- What is a sightless escape room?
- What is this website?
- What this guide won’t cover
- Are you going to spoil your entire escape room?
A sightless escape room is designed to be played by anyone regardless of how much or how little sight the person has. This includes players who are blind, who have low vision and those who have sight.
The Owl Job was, as far as I am aware, Australia’s first ever sightless escape room. It ran just for a just a few days in August 2019 and again in January 2020. Players had to use their mind, their sense of hearing and their sense of touch to navigate the room and solve puzzles entirely without sight. Any players who had sight wore comfortable goggles cover their eyes. The idea was to make accessibility a creative process that spawned a new type of escape room that would benefit everyone.
The Owl Job website now exists as a kind a design guide. In these pages I want to share with you the lessons I learned in creating a sightless escape room so that you can take these lessons and build upon them.
Escape rooms, like any other kind of gaming, should be for everyone. There are many beautiful, clever and brilliant escape rooms out there in the world. But often they prioritize visual puzzles with written letters, colour combinations, codes in photographs etc. These of course often exclude, or make things difficult for players who have low vision or are blind. With The Owl Job I wanted to prove that you could make an escape room without vision based puzzles. I wanted to explore touch and sound to design different types of puzzles. And I wanted to demonstrate that this kind of creative approach to accessibility not only lets more people enjoy the amazing medium that is escape rooms, but let’s us push the medium in new and creative ways.
Sightless escape rooms are of course just one aspect of a much bigger conversation about making gaming accessible for everyone. It’s my hope that this will be just one more step in the right direction in letting more people enjoy the games we all love.
A sightless escape room should have three important values:
- Puzzles must engage senses other than sight; how much or how little a player can see should not matter.
- Access needs to be considered from end to end, from when someone first arrives at your website, through to when they leave your venue.
- It isn’t just a novel experience for people who can see.
This website only covers what’s unique to a sightless escape room. It won’t tell you how to build an escape room from scratch, as there are many great podcasts, conference and websites out there for that.
I want this website to be as useful as possible and not require the reader to have played The Owl Job. Most of the time I’ll talk quite generally about design lessons that you can apply to any escape room.
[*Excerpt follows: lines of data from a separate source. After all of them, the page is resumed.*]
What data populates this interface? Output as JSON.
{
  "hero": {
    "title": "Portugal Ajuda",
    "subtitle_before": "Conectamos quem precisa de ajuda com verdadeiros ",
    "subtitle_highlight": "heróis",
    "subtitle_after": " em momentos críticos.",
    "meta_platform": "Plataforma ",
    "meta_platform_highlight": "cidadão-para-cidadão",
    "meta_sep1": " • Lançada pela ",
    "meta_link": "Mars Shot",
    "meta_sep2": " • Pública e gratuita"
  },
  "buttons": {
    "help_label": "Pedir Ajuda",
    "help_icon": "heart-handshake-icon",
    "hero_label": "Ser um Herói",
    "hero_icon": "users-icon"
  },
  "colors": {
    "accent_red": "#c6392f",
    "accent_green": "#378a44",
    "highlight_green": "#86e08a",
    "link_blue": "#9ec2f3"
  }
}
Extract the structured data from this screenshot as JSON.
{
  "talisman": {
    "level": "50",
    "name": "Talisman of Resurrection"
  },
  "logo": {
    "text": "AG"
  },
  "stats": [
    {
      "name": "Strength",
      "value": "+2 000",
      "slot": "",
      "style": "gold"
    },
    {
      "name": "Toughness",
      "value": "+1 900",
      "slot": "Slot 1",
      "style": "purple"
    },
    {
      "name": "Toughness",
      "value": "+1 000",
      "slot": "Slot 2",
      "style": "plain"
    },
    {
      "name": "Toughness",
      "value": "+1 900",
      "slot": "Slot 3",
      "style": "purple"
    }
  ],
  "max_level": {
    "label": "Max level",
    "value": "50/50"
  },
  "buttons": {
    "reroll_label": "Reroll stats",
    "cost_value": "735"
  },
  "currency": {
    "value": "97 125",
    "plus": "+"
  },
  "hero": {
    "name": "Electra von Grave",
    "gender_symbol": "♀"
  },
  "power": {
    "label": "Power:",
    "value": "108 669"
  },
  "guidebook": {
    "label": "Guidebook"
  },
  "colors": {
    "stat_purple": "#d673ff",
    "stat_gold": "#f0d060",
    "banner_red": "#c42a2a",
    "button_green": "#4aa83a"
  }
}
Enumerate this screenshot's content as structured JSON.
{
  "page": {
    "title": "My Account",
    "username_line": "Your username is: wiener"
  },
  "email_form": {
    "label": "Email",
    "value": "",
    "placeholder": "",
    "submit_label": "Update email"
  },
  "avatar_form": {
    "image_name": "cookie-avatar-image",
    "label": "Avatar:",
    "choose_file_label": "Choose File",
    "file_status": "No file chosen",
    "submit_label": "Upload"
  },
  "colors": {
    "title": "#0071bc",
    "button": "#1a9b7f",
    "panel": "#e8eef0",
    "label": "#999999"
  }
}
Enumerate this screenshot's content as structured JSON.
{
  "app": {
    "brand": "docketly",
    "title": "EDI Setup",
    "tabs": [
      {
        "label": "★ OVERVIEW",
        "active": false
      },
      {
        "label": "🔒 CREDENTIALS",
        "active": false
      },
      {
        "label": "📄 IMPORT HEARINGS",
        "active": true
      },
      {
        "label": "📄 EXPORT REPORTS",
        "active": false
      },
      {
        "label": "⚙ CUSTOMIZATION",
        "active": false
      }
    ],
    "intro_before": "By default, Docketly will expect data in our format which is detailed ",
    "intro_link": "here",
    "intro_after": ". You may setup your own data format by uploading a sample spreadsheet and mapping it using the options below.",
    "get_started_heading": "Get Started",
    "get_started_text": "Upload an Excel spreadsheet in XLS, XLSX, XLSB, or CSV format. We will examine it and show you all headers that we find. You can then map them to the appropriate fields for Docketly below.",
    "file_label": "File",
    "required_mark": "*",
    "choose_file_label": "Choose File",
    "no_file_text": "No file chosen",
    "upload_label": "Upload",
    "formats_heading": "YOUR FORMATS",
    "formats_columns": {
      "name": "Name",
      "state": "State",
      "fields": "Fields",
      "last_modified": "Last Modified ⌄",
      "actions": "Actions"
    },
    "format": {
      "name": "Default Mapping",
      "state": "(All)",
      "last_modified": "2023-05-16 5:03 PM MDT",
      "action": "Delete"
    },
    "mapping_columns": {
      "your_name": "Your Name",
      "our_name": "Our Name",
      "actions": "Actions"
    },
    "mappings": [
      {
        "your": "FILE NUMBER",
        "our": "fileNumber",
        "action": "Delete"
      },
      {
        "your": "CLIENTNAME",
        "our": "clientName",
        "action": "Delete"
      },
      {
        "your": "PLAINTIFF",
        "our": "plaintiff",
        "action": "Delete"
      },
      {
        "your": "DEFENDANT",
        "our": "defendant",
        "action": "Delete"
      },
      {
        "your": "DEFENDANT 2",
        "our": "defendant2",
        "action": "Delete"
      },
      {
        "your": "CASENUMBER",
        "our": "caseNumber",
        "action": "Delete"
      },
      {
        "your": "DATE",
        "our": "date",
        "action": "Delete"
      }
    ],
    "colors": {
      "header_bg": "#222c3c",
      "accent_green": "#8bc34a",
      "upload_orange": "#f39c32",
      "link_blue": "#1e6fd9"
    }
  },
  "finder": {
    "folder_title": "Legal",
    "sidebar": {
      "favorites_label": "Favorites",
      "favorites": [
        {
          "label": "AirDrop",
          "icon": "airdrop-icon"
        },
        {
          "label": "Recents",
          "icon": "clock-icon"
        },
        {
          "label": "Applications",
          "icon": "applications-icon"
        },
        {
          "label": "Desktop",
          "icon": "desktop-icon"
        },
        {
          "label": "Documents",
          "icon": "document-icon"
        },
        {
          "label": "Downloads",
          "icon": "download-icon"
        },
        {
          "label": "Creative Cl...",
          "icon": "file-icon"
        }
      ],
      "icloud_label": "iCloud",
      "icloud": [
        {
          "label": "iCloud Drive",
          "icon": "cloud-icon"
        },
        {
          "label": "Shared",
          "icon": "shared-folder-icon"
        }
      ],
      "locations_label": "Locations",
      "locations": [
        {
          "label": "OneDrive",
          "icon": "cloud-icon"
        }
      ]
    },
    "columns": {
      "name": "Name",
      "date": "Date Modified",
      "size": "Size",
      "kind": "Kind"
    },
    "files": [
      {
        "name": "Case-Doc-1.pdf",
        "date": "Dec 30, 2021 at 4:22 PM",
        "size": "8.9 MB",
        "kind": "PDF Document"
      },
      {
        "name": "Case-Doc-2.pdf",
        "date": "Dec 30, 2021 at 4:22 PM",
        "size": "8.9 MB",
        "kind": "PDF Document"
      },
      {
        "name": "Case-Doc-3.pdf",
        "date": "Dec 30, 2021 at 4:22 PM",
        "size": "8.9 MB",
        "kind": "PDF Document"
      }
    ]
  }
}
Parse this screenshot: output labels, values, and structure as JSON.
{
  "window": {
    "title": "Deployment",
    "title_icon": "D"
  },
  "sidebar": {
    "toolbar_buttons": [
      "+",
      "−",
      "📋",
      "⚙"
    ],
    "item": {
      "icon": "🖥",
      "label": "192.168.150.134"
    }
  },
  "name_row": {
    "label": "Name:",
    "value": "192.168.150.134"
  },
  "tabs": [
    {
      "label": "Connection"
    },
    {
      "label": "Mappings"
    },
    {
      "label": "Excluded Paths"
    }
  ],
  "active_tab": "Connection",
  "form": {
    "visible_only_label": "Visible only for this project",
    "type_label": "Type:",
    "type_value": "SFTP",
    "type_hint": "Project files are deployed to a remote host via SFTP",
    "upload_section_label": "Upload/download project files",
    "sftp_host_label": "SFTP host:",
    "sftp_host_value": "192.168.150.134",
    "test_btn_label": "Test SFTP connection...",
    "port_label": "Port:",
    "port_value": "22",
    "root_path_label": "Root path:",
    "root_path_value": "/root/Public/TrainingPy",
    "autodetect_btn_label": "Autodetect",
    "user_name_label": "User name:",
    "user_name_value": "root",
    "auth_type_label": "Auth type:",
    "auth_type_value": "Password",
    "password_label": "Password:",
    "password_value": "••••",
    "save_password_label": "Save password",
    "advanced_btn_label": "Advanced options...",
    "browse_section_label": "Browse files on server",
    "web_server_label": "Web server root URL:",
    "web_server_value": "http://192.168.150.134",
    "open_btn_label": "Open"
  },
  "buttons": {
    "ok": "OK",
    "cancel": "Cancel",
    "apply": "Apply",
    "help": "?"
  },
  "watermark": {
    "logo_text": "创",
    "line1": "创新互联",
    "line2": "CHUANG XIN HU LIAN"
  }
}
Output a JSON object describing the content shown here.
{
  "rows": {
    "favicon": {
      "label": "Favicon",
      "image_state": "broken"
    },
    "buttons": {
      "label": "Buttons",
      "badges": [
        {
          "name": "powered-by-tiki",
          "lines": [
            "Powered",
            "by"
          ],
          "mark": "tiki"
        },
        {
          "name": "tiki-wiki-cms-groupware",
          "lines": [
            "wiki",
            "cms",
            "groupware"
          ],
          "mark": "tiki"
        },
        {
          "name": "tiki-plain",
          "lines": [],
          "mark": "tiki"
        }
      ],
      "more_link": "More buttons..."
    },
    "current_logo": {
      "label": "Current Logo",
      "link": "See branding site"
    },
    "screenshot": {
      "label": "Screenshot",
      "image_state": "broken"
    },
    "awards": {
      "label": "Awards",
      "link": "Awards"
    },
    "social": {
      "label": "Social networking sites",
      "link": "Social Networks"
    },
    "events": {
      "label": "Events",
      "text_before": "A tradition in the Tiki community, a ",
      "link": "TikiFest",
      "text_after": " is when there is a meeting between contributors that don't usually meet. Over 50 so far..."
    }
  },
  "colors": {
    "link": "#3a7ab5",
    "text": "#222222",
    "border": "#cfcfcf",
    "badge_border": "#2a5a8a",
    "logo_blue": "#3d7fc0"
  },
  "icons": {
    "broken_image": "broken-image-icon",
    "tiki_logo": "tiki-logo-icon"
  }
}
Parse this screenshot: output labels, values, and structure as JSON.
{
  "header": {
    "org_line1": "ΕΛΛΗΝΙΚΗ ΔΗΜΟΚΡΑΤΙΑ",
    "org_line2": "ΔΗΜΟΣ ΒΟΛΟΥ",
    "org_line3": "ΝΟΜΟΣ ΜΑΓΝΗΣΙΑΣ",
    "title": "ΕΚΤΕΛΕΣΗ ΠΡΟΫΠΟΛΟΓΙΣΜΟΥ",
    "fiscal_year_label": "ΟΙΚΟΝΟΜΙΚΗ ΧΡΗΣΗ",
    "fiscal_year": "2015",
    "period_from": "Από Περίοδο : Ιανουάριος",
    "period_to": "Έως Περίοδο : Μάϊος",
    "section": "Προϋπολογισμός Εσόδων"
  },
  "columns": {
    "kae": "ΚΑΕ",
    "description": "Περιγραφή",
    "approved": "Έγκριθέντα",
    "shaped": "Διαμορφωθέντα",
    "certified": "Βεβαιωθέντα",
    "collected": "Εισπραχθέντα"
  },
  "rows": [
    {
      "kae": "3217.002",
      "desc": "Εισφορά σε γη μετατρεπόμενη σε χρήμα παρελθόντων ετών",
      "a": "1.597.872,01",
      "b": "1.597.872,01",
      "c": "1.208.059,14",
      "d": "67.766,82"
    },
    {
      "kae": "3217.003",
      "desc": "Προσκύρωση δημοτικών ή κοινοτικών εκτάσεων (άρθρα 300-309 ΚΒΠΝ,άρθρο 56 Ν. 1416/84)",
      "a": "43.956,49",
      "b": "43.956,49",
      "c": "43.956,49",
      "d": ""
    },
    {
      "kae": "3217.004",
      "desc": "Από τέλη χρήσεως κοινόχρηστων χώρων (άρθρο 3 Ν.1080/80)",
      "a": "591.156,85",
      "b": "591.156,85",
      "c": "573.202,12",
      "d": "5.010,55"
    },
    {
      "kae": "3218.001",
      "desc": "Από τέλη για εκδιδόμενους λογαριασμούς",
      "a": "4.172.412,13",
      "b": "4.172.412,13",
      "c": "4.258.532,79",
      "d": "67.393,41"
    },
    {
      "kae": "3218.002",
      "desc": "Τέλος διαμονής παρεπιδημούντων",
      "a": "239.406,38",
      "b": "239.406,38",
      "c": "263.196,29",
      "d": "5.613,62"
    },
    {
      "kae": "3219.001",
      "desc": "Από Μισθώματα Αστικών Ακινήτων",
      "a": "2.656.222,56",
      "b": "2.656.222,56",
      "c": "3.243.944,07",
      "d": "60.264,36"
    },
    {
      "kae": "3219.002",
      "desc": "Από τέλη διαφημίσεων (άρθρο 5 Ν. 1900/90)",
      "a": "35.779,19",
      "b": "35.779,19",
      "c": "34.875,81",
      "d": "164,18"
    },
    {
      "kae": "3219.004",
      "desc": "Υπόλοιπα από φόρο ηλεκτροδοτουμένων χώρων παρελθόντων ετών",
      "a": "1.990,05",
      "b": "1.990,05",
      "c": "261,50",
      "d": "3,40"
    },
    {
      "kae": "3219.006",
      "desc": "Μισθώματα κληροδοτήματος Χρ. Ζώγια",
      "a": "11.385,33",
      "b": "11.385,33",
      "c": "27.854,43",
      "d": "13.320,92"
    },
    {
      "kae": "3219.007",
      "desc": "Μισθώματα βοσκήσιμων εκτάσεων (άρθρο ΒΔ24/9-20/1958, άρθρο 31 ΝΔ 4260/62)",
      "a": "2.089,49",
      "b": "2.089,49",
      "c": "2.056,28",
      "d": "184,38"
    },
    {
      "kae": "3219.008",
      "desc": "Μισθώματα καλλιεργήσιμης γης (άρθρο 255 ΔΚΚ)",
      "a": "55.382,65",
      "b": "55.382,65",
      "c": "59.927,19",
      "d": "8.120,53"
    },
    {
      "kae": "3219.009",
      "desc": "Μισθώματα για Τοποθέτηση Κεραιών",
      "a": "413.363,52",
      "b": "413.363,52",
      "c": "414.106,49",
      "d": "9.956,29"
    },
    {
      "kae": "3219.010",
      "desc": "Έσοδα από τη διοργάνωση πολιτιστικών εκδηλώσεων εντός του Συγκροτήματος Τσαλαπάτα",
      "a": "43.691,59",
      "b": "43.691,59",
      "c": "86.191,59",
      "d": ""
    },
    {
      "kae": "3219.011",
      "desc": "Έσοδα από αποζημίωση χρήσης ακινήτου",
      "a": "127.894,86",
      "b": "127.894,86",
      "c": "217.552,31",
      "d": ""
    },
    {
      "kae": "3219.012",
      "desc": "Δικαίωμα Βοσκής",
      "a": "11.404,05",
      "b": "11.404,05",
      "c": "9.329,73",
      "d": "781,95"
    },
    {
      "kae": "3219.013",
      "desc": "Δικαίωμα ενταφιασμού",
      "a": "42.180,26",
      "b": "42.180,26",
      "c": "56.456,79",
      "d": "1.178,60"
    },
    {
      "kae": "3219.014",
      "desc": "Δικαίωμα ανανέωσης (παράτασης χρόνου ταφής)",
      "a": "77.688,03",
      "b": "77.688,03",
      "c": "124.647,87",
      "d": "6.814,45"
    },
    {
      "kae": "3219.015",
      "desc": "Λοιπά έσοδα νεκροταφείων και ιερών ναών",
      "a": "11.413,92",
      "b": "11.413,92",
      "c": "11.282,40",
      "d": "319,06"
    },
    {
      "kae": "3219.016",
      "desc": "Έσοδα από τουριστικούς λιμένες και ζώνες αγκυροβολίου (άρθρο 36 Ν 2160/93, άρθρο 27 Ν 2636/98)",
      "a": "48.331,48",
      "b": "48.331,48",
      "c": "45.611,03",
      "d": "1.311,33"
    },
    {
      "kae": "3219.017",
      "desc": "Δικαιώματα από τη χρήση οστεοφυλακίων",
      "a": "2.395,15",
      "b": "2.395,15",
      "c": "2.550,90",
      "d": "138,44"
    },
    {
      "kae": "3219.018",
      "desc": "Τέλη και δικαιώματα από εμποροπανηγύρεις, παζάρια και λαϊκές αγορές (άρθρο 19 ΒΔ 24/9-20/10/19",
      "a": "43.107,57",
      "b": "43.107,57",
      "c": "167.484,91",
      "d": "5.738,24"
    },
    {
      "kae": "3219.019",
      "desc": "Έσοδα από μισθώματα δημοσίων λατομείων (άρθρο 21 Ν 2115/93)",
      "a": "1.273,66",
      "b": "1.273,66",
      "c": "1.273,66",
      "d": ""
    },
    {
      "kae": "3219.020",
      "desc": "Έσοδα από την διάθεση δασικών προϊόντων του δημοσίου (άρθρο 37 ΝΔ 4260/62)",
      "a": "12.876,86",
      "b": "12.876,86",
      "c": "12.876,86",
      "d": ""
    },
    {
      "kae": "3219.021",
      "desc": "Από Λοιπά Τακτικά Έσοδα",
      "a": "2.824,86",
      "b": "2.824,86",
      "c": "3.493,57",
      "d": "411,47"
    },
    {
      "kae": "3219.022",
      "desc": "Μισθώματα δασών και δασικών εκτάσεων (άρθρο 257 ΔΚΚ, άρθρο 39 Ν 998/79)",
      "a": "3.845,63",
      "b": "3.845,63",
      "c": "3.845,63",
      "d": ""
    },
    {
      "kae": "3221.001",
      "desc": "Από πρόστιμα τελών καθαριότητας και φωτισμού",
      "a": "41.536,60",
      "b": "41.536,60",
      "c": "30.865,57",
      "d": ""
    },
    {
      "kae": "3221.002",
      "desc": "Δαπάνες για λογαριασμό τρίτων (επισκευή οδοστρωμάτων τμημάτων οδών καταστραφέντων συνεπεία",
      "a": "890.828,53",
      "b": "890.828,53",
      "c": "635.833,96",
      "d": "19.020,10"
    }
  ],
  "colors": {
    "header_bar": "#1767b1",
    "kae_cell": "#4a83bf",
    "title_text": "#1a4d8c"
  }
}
Sometimes I’ll invent examples to demonstrate a point, but sometimes I’ll need to lay out examples from The Owl Job.
Besides, The Owl Job probably won’t run again. It was a proof of concept to show that a sightless escape room could and should exist.